◆ TASK PROMPT ◆
The entries follow. Please return all of them exactly.

Entries from a dataset of interfaces:
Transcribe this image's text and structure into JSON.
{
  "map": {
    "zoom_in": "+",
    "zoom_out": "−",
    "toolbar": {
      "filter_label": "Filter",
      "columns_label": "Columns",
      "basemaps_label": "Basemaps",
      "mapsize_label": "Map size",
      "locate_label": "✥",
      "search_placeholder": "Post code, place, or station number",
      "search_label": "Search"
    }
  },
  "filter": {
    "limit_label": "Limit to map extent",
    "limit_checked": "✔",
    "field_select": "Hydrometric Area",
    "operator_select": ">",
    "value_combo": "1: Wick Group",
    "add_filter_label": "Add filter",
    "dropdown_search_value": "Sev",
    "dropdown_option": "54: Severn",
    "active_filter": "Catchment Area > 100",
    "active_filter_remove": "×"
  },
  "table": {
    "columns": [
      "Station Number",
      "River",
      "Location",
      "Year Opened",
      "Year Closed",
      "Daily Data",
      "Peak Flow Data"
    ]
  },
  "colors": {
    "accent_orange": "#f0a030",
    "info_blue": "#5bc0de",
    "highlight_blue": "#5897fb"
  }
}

◆ RESULT BELOW ◆
Transcribe this image's text and structure into JSON.
{
  "map": {
    "zoom_in": "+",
    "zoom_out": "−",
    "toolbar": {
      "filter_label": "Filter",
      "columns_label": "Columns",
      "basemaps_label": "Basemaps",
      "mapsize_label": "Map size",
      "locate_label": "✥",
      "search_placeholder": "Post code, place, or station number",
      "search_label": "Search"
    }
  },
  "filter": {
    "limit_label": "Limit to map extent",
    "limit_checked": "✔",
    "field_select": "Hydrometric Area",
    "operator_select": ">",
    "value_combo": "1: Wick Group",
    "add_filter_label": "Add filter",
    "dropdown_search_value": "Sev",
    "dropdown_option": "54: Severn",
    "active_filter": "Catchment Area > 100",
    "active_filter_remove": "×"
  },
  "table": {
    "columns": [
      "Station Number",
      "River",
      "Location",
      "Year Opened",
      "Year Closed",
      "Daily Data",
      "Peak Flow Data"
    ]
  },
  "colors": {
    "accent_orange": "#f0a030",
    "info_blue": "#5bc0de",
    "highlight_blue": "#5897fb"
  }
}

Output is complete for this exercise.